“What do we really know about the arts in Toronto?” was the original, seemingly simple question that led to four months of research and the publication of Toronto Arts Foundation’s Toronto Arts Facts.
Arts Facts compiles recent data from a variety of statistical surveys and research studies on Toronto’s arts and their place in our economy, tourism, communities and quality of life. Kate Taylor’s article in the Globe and Mail focused on the Facts’ anticipated prominent role in the municipal election campaign , where it will no doubt be useful in building awareness, among candidates and voters, of the size and impact of the arts in Toronto.
But there may even be a few surprises in Toronto Arts Facts for those of us working in the arts. Did you know that: arts and culture contribute $11.3 billion annually to Toronto’s GDP? that 174,000 Torontonians work in the culture sector? that our creative workforce has grown at more than twice the rate of our overall labour force? that Toronto is home to 93% more artists than any other Canadian city? or that every $1 the City invests in the non-profit arts sector generates $12.46 from other levels of government and the private sector, and $8.26 in earned revenues?
Toronto Arts Facts also tells a compelling story about how the arts enliven and enrich Toronto’s neighbourhoods and local businesses, help young people gain purpose and confidence, enhance the livability of our city and build local pride.
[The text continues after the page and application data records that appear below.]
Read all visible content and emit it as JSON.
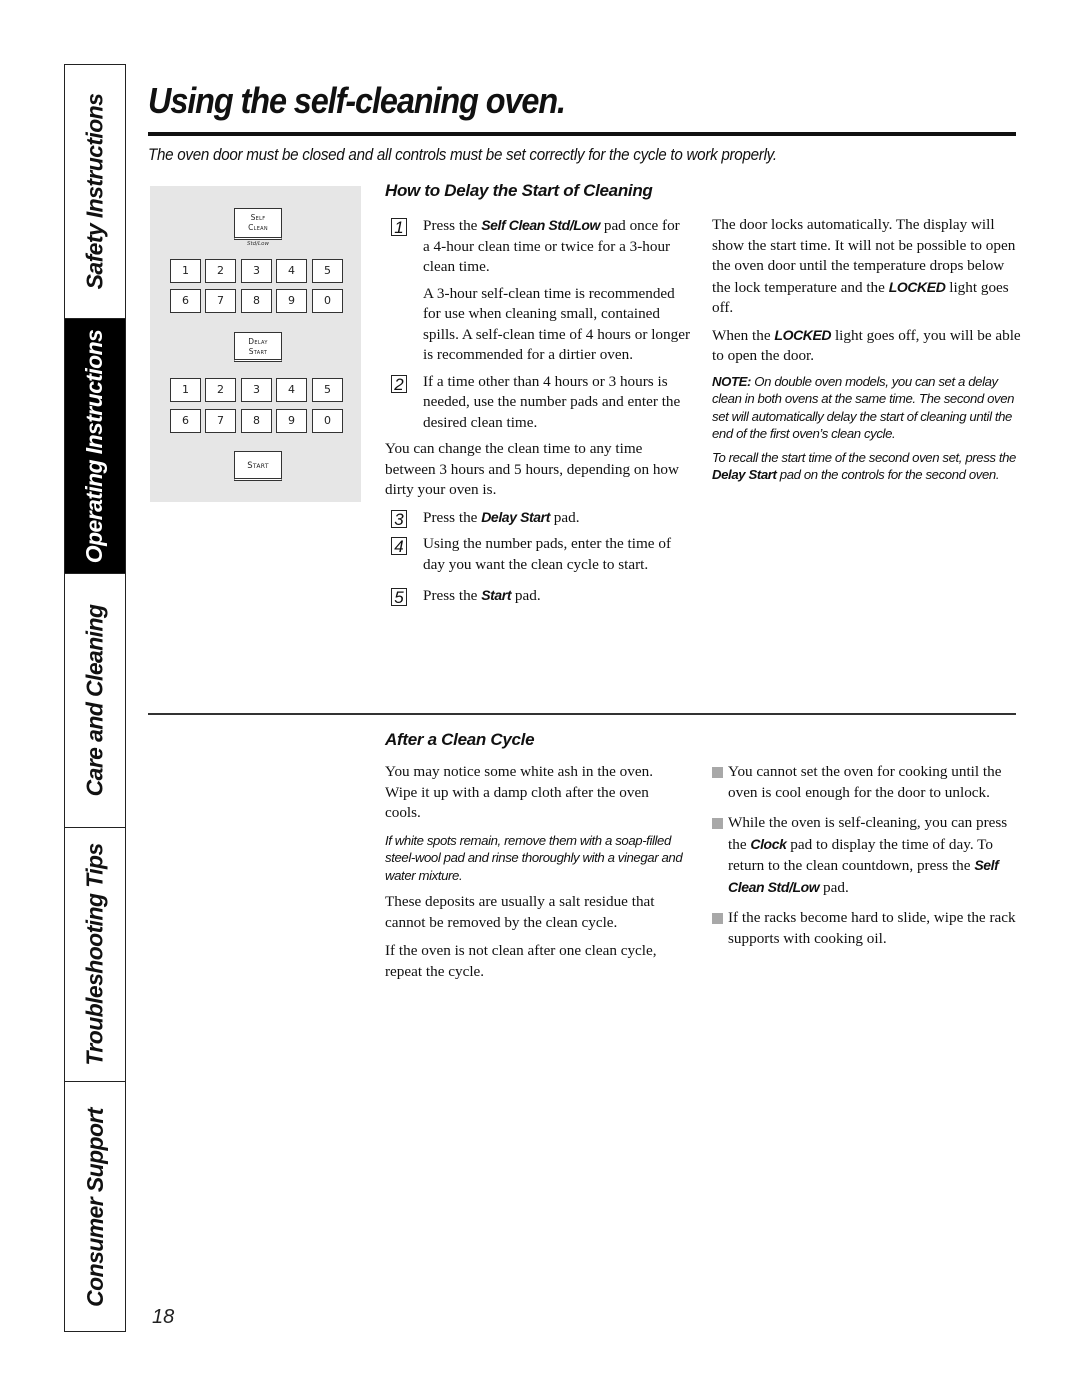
{
  "side_tabs": [
    {
      "label": "Safety Instructions",
      "active": false
    },
    {
      "label": "Operating Instructions",
      "active": true
    },
    {
      "label": "Care and Cleaning",
      "active": false
    },
    {
      "label": "Troubleshooting Tips",
      "active": false
    },
    {
      "label": "Consumer Support",
      "active": false
    }
  ],
  "header": {
    "title": "Using the self-cleaning oven.",
    "subtitle": "The oven door must be closed and all controls must be set correctly for the cycle to work properly."
  },
  "control_panel": {
    "self_clean_line1": "Self",
    "self_clean_line2": "Clean",
    "self_clean_caption": "Std/Low",
    "number_pads_row1": [
      "1",
      "2",
      "3",
      "4",
      "5"
    ],
    "number_pads_row2": [
      "6",
      "7",
      "8",
      "9",
      "0"
    ],
    "delay_start_line1": "Delay",
    "delay_start_line2": "Start",
    "start_label": "Start"
  },
  "delay_section": {
    "heading": "How to Delay the Start of Cleaning",
    "steps": [
      {
        "num": "1",
        "pre": "Press the ",
        "bold": "Self Clean Std/Low",
        "post": " pad once for a 4-hour clean time or twice for a 3-hour clean time."
      },
      {
        "num": "2",
        "pre": "If a time other than 4 hours or 3 hours is needed, use the number pads and enter the desired clean time.",
        "bold": "",
        "post": ""
      },
      {
        "num": "3",
        "pre": "Press the ",
        "bold": "Delay Start",
        "post": " pad."
      },
      {
        "num": "4",
        "pre": "Using the number pads, enter the time of day you want the clean cycle to start.",
        "bold": "",
        "post": ""
      },
      {
        "num": "5",
        "pre": "Press the ",
        "bold": "Start",
        "post": " pad."
      }
    ],
    "step1_extra": "A 3-hour self-clean time is recommended for use when cleaning small, contained spills. A self-clean time of 4 hours or longer is recommended for a dirtier oven.",
    "change_time": "You can change the clean time to any time between 3 hours and 5 hours, depending on how dirty your oven is.",
    "right_p1_pre": "The door locks automatically. The display will show the start time. It will not be possible to open the oven door until the temperature drops below the lock temperature and the ",
    "right_p1_bold": "LOCKED",
    "right_p1_post": " light goes off.",
    "right_p2_pre": "When the ",
    "right_p2_bold": "LOCKED",
    "right_p2_post": " light goes off, you will be able to open the door.",
    "note_label": "NOTE:",
    "note_text": " On double oven models, you can set a delay clean in both ovens at the same time. The second oven set will automatically delay the start of cleaning until the end of the first oven’s clean cycle.",
    "recall_pre": "To recall the start time of the second oven set, press the ",
    "recall_bold": "Delay Start",
    "recall_post": " pad on the controls for the second oven."
  },
  "after_section": {
    "heading": "After a Clean Cycle",
    "p1": "You may notice some white ash in the oven. Wipe it up with a damp cloth after the oven cools.",
    "italic_note": "If white spots remain, remove them with a soap-filled steel-wool pad and rinse thoroughly with a vinegar and water mixture.",
    "p2": "These deposits are usually a salt residue that cannot be removed by the clean cycle.",
    "p3": "If the oven is not clean after one clean cycle, repeat the cycle.",
    "bullets": [
      {
        "pre": "You cannot set the oven for cooking until the oven is cool enough for the door to unlock.",
        "bold": "",
        "mid": "",
        "bold2": "",
        "post": ""
      },
      {
        "pre": "While the oven is self-cleaning, you can press the ",
        "bold": "Clock",
        "mid": " pad to display the time of day. To return to the clean countdown, press the ",
        "bold2": "Self Clean Std/Low",
        "post": " pad."
      },
      {
        "pre": "If the racks become hard to slide, wipe the rack supports with cooking oil.",
        "bold": "",
        "mid": "",
        "bold2": "",
        "post": ""
      }
    ]
  },
  "page_number": "18"
}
Their central role in the creative economy, and in developing the engaged citizenry and social cohesion on which Toronto’s continued growth and prosperity depends, has become the focus of many studies and articles.
It’s not surprising but good to know that 70% of Torontonians regularly attend arts events or donate to the arts, and about the same number believe the arts improve the quality of life and benefit the community. The fact that people living in Toronto participate in and value the arts so enthusiastically speaks to those harder-to-measure arts impacts such as communal belonging, empathy and mutual understanding necessary to a multi-cultural community like ours.
Andrew Taylor recently wrote about the importance of studying and analyzing our world. He quotes Zora Neale Hurston (author of Their Eyes Were Watching God): “Research is formalized curiosity. It is poking and prying with a purpose.”
The purpose of documents like Toronto Arts Facts, I would say, is to really understand what the arts contribute, busting myths about “frills” and “nice-to-haves not need-to-haves.” Working on this project with my colleagues Kathleen McLeod and Kasia Gladki has reinforced my belief that the arts community needs to collaborate to undertake more research and fact-finding, work to align its surveys to previous studies in order to fill in research gaps and build comparable statistics, and share the results more actively across sectors and with the public.
I can definitely commit to curiosity and lots of future poking and prying; and I’m hoping that this project becomes the first of many bringing together researchers and arts leaders to understand the power of the arts in Toronto.
Toronto Arts Facts is available on the TAC, TAF and Creative Trust websites, and is being printed as a booklet for targeted distribution. Its findings will provide supporting information for the recently launched “Toronto Loves the Arts” in celebration of the Toronto Arts Council ‘s 40th anniversary. The goals of this campaign are to generate conversation and increase public pride and ownership of the arts in Toronto. Stay tuned to #TOlovesTheArts and Toronto Arts on Facebook .